The German Federal Narcotics Act defines schedules of narcotic substances, the framework and procedure for legal turnover and prescription of narcotics, criminal and administrative liability and alternative measures for drug-dependent offenders. Use of drugs is not mentioned as an offence.
Unauthorised possession of drugs is a criminal offence punishable by up to five years in prison. However, the law affords various possibilities other than prosecution when only small quantities of narcotic drugs for personal use are involved, in line with a general trend in Europe to reduce the severity of punishments for such offences. Important criteria on which such a decision is based are the amount and type of the drugs involved, the involvement of others, the personal history of the offender and whether or not public interest would be served by prosecution. Most of the Länder have defined values for ‘small amounts’ of cannabis and a few have established amounts for heroin, cocaine, amphetamine and MDMA/ecstasy; for methamphetamine, a federal ruling limits ‘non-small’ amount to 5 g of the active substance. When a sentence is imposed, the principle of ‘treatment instead of punishment’ still allows — under certain circumstances — a postponement or remission of the punishment if the offender enters treatment.
The illicit supply, cultivation and manufacture of narcotic drugs carry penalties of up to five years’ imprisonment. This increases to 15 years if there are aggravating circumstances, which include ‘not insignificant’ quantities of narcotic drugs; an adult supplying narcotics to a person under the age of 18; a person trafficking narcotics ‘professionally’ or as a member of a gang; or carrying a weapon when committing a serious drug-related offence.
Legal penalties: the possibility of incarceration for possession of drugs for personal use (minor offence)
NBYear of data 2015.
Reported drug law offences in Germany
NBYear of data 2015.
Until recently, new psychoactive substances (NPS) were controlled by their introduction into Schedules I to III of the German Federal Narcotics Act. However, the amendment procedure is deemed lengthy.

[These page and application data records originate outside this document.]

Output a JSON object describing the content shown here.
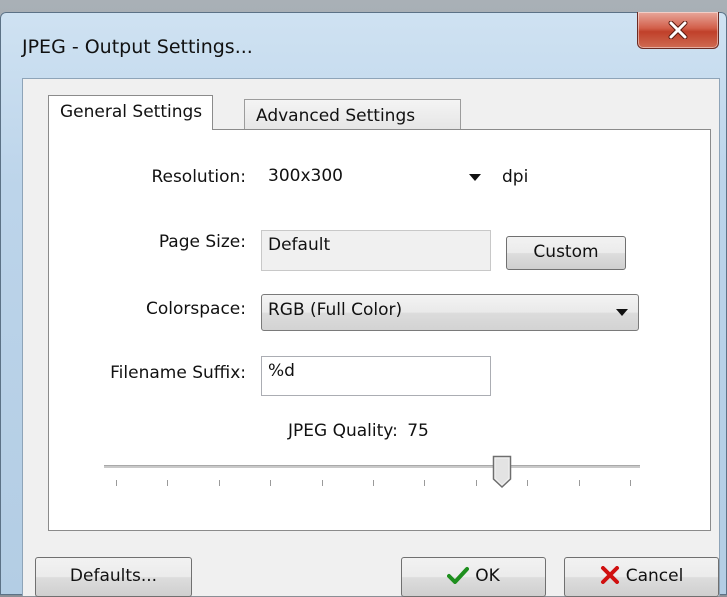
{
  "window": {
    "title": "JPEG - Output Settings...",
    "close_glyph": "X"
  },
  "tabs": [
    {
      "label": "General Settings",
      "active": true
    },
    {
      "label": "Advanced Settings",
      "active": false
    }
  ],
  "form": {
    "resolution": {
      "label": "Resolution:",
      "value": "300x300",
      "unit": "dpi"
    },
    "page_size": {
      "label": "Page Size:",
      "value": "Default",
      "custom_button": "Custom"
    },
    "colorspace": {
      "label": "Colorspace:",
      "value": "RGB (Full Color)"
    },
    "filename_suffix": {
      "label": "Filename Suffix:",
      "value": "%d"
    },
    "quality": {
      "label": "JPEG Quality:",
      "value": "75",
      "min": 0,
      "max": 100,
      "tick_count": 11
    }
  },
  "footer": {
    "defaults_label": "Defaults...",
    "ok_label": "OK",
    "cancel_label": "Cancel"
  },
  "colors": {
    "ok_check": "#1e8f1e",
    "cancel_x": "#d01010",
    "close_button": "#c94a33"
  }
}
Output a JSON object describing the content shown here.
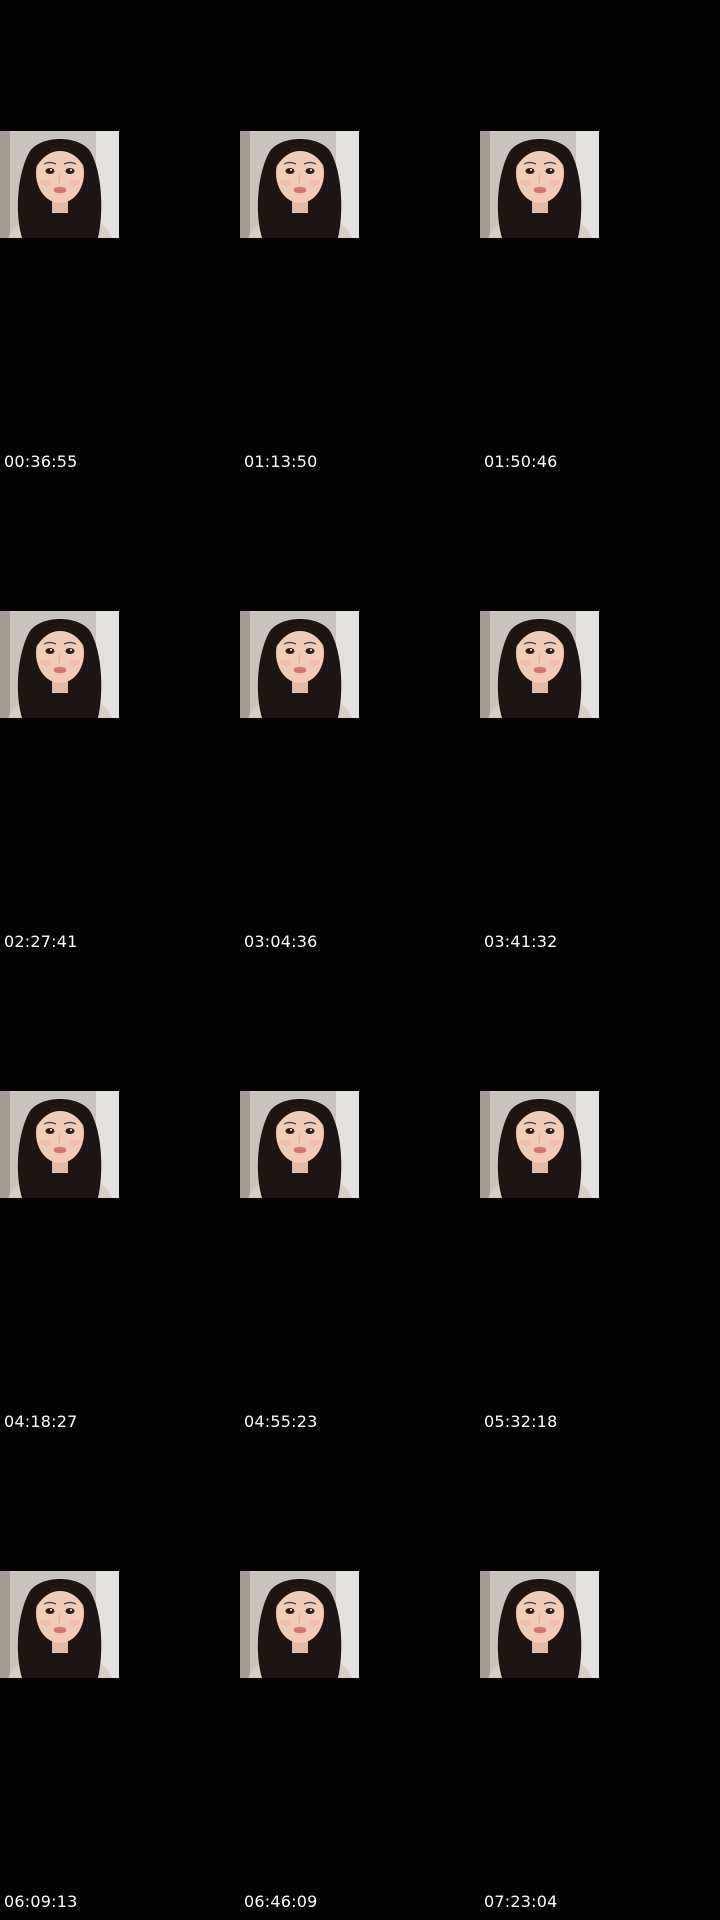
{
  "frames": [
    {
      "timestamp": "00:36:55"
    },
    {
      "timestamp": "01:13:50"
    },
    {
      "timestamp": "01:50:46"
    },
    {
      "timestamp": "02:27:41"
    },
    {
      "timestamp": "03:04:36"
    },
    {
      "timestamp": "03:41:32"
    },
    {
      "timestamp": "04:18:27"
    },
    {
      "timestamp": "04:55:23"
    },
    {
      "timestamp": "05:32:18"
    },
    {
      "timestamp": "06:09:13"
    },
    {
      "timestamp": "06:46:09"
    },
    {
      "timestamp": "07:23:04"
    }
  ],
  "colors": {
    "background": "#030304",
    "timestamp_text": "#ffffff"
  },
  "icons": {
    "thumbnail": "portrait-thumbnail"
  }
}
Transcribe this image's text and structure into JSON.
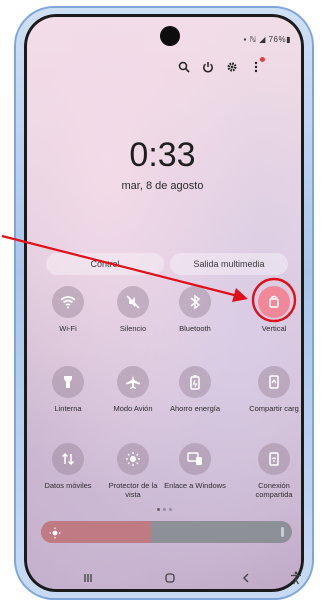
{
  "status_bar": {
    "text": "▪ ℕ ◢ 76%▮"
  },
  "top_icons": [
    "search-icon",
    "power-icon",
    "gear-icon",
    "more-options-icon"
  ],
  "clock": {
    "time": "0:33",
    "date": "mar, 8 de agosto"
  },
  "pills": {
    "control": "Control",
    "media": "Salida multimedia"
  },
  "tiles": [
    {
      "label": "Wi-Fi",
      "icon": "wifi-icon",
      "active": false
    },
    {
      "label": "Silencio",
      "icon": "mute-icon",
      "active": false
    },
    {
      "label": "Bluetooth",
      "icon": "bluetooth-icon",
      "active": false
    },
    {
      "label": "Vertical",
      "icon": "portrait-lock-icon",
      "active": true
    },
    {
      "label": "Linterna",
      "icon": "flashlight-icon",
      "active": false
    },
    {
      "label": "Modo Avión",
      "icon": "airplane-icon",
      "active": false
    },
    {
      "label": "Ahorro energía",
      "icon": "battery-saver-icon",
      "active": false
    },
    {
      "label": "Compartir carg",
      "icon": "share-charge-icon",
      "active": false
    },
    {
      "label": "Datos móviles",
      "icon": "mobile-data-icon",
      "active": false
    },
    {
      "label": "Protector de la vista",
      "icon": "eye-comfort-icon",
      "active": false
    },
    {
      "label": "Enlace a Windows",
      "icon": "link-windows-icon",
      "active": false
    },
    {
      "label": "Conexión compartida",
      "icon": "hotspot-icon",
      "active": false
    }
  ],
  "brightness": {
    "level": 0.44
  },
  "nav": [
    "recent-apps-icon",
    "home-icon",
    "back-icon",
    "accessibility-icon"
  ],
  "colors": {
    "accent_active": "#f0889a",
    "annotation": "#e0101a",
    "brightness_fill": "#c07a83"
  }
}
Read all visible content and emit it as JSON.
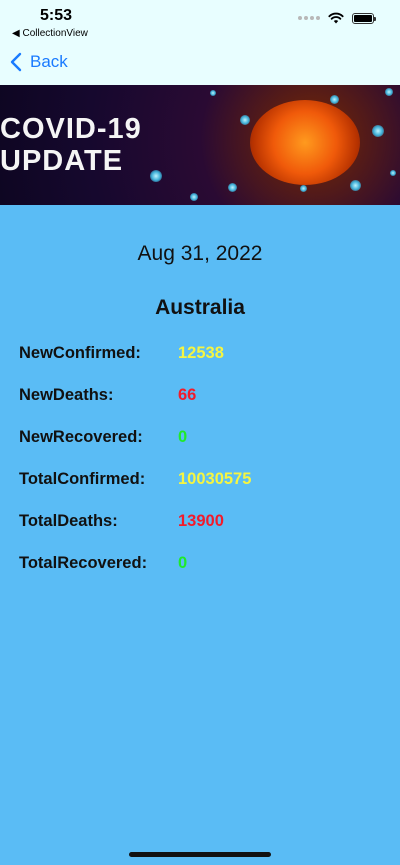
{
  "status_bar": {
    "time": "5:53",
    "back_app": "◀ CollectionView"
  },
  "nav": {
    "back_label": "Back"
  },
  "banner": {
    "title": "COVID-19\nUPDATE"
  },
  "report": {
    "date": "Aug 31, 2022",
    "country": "Australia",
    "stats": [
      {
        "label": "NewConfirmed:",
        "value": "12538",
        "color": "#F5F542"
      },
      {
        "label": "NewDeaths:",
        "value": "66",
        "color": "#F21B2B"
      },
      {
        "label": "NewRecovered:",
        "value": "0",
        "color": "#1FEA2A"
      },
      {
        "label": "TotalConfirmed:",
        "value": "10030575",
        "color": "#F5F542"
      },
      {
        "label": "TotalDeaths:",
        "value": "13900",
        "color": "#F21B2B"
      },
      {
        "label": "TotalRecovered:",
        "value": "0",
        "color": "#1FEA2A"
      }
    ]
  },
  "colors": {
    "nav_background": "#E8FEFF",
    "page_background": "#5ABCF5",
    "accent": "#1A7BFF"
  },
  "icons": {
    "back": "chevron-left-icon",
    "wifi": "wifi-icon",
    "battery": "battery-icon",
    "signal": "signal-icon"
  }
}
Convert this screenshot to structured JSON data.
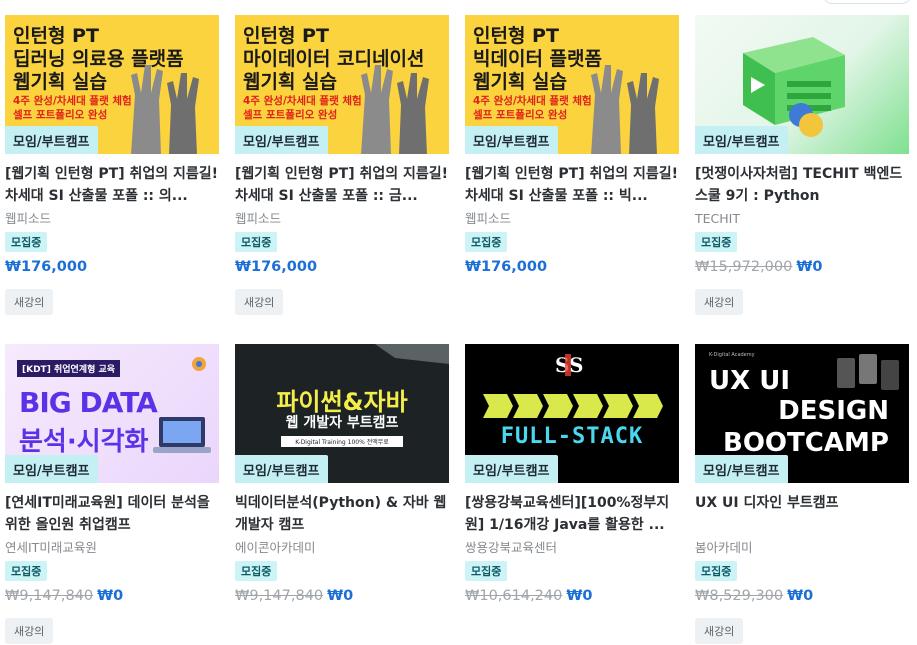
{
  "courses": [
    {
      "thumb_title": "인턴형 PT\n딥러닝 의료용 플랫폼\n웹기획 실습",
      "thumb_sub": "4주 완성/차세대 플랫 체험\n셀프 포트폴리오 완성",
      "category": "모임/부트캠프",
      "title": "[웹기획 인턴형 PT] 취업의 지름길! 차세대 SI 산출물 포폴 :: 의...",
      "provider": "웹피소드",
      "status": "모집중",
      "original_price": "",
      "price": "₩176,000",
      "tag": "새강의"
    },
    {
      "thumb_title": "인턴형 PT\n마이데이터 코디네이션\n웹기획 실습",
      "thumb_sub": "4주 완성/차세대 플랫 체험\n셀프 포트폴리오 완성",
      "category": "모임/부트캠프",
      "title": "[웹기획 인턴형 PT] 취업의 지름길! 차세대 SI 산출물 포폴 :: 금...",
      "provider": "웹피소드",
      "status": "모집중",
      "original_price": "",
      "price": "₩176,000",
      "tag": "새강의"
    },
    {
      "thumb_title": "인턴형 PT\n빅데이터 플랫폼\n웹기획 실습",
      "thumb_sub": "4주 완성/차세대 플랫 체험\n셀프 포트폴리오 완성",
      "category": "모임/부트캠프",
      "title": "[웹기획 인턴형 PT] 취업의 지름길! 차세대 SI 산출물 포폴 :: 빅...",
      "provider": "웹피소드",
      "status": "모집중",
      "original_price": "",
      "price": "₩176,000",
      "tag": ""
    },
    {
      "category": "모임/부트캠프",
      "title": "[멋쟁이사자처럼] TECHIT 백엔드 스쿨 9기 : Python",
      "provider": "TECHIT",
      "status": "모집중",
      "original_price": "₩15,972,000",
      "price": "₩0",
      "tag": "새강의"
    },
    {
      "thumb_kdt": "[KDT] 취업연계형 교육",
      "thumb_big1": "BIG DATA",
      "thumb_big2": "분석·시각화",
      "category": "모임/부트캠프",
      "title": "[연세IT미래교육원] 데이터 분석을 위한 올인원 취업캠프",
      "provider": "연세IT미래교육원",
      "status": "모집중",
      "original_price": "₩9,147,840",
      "price": "₩0",
      "tag": "새강의"
    },
    {
      "thumb_main": "파이썬&자바",
      "thumb_sub": "웹 개발자 부트캠프",
      "thumb_small": "K-Digital Training 100% 전액무료",
      "category": "모임/부트캠프",
      "title": "빅데이터분석(Python) & 자바 웹개발자 캠프",
      "provider": "에이콘아카데미",
      "status": "모집중",
      "original_price": "₩9,147,840",
      "price": "₩0",
      "tag": ""
    },
    {
      "thumb_main": "FULL-STACK",
      "category": "모임/부트캠프",
      "title": "[쌍용강북교육센터][100%정부지원] 1/16개강 Java를 활용한 ...",
      "provider": "쌍용강북교육센터",
      "status": "모집중",
      "original_price": "₩10,614,240",
      "price": "₩0",
      "tag": ""
    },
    {
      "thumb_tiny": "K-Digital Academy",
      "thumb_l1": "UX UI",
      "thumb_l2": "DESIGN",
      "thumb_l3": "BOOTCAMP",
      "category": "모임/부트캠프",
      "title": "UX UI 디자인 부트캠프",
      "provider": "봄아카데미",
      "status": "모집중",
      "original_price": "₩8,529,300",
      "price": "₩0",
      "tag": "새강의"
    }
  ]
}
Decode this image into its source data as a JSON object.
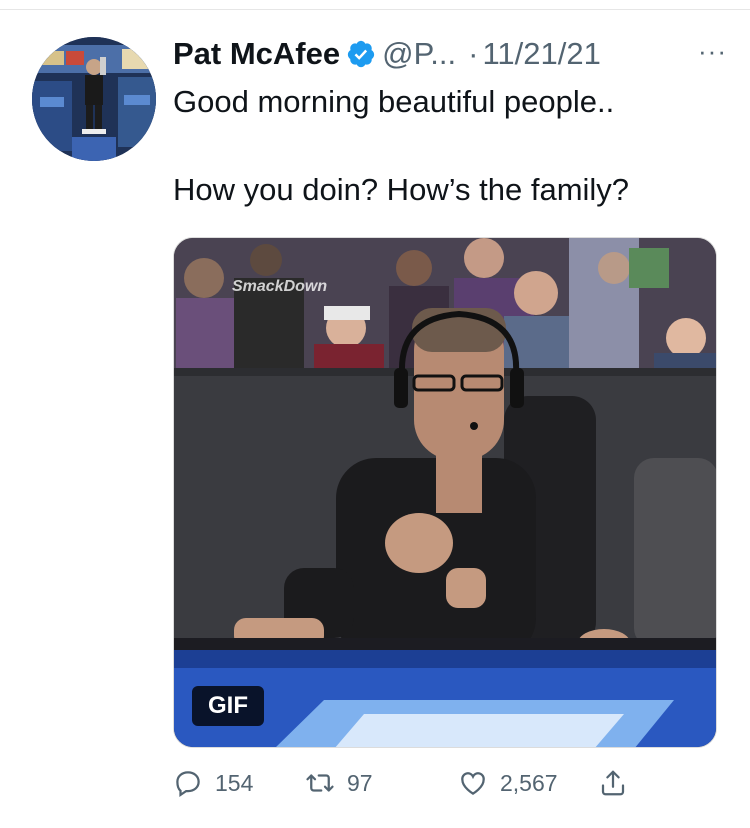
{
  "tweet": {
    "author_name": "Pat McAfee",
    "handle": "@P...",
    "separator": "·",
    "date": "11/21/21",
    "more_label": "···",
    "text_line1": "Good morning beautiful people..",
    "text_line2": "How you doin? How’s the family?",
    "media": {
      "badge": "GIF",
      "overlay_text": "SmackDown"
    },
    "stats": {
      "replies": "154",
      "retweets": "97",
      "likes": "2,567"
    }
  },
  "colors": {
    "verified_blue": "#1d9bf0",
    "secondary_text": "#536471",
    "primary_text": "#0f1419"
  },
  "icons": [
    "verified-badge-icon",
    "more-icon",
    "reply-icon",
    "retweet-icon",
    "like-icon",
    "share-icon"
  ]
}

Therefore, from October 2016, a new law prohibits supply-related actions involving NPS that belong to groups of amphetamine-type stimulants, including cathinones and synthetic cannabinoids; these offences are punishable by up to three years in prison or up to 10 years’ imprisonment in certain aggravating circumstances.
In 2011, cannabis was transferred from Schedule I to Schedule III of the Narcotic Act, which, for the first time, enabled cannabis- containing proprietary medicinal products to be manufactured and prescribed, following clinical testing and licensing by the Federal Institute for Drugs and Medical Devices (BfArM).
Drug law offence (DLO) data are the foundation for monitoring drug-related crime and are also a measure of law enforcement activity and drug market dynamics; they may be used to inform policies on the implementation of drug laws and to improve strategies.
In Germany, a slight rise in the level of drug law offences has been reported in since 2013, due to the increase in general drug law offences, including consumption and possession. Drug use-related offences committed against the Narcotic Act (unauthorised possession, purchase and distribution of narcotic substances) dominate the drug law offences and more than half of the annually reported offences are related to cannabis, followed by amphetamines.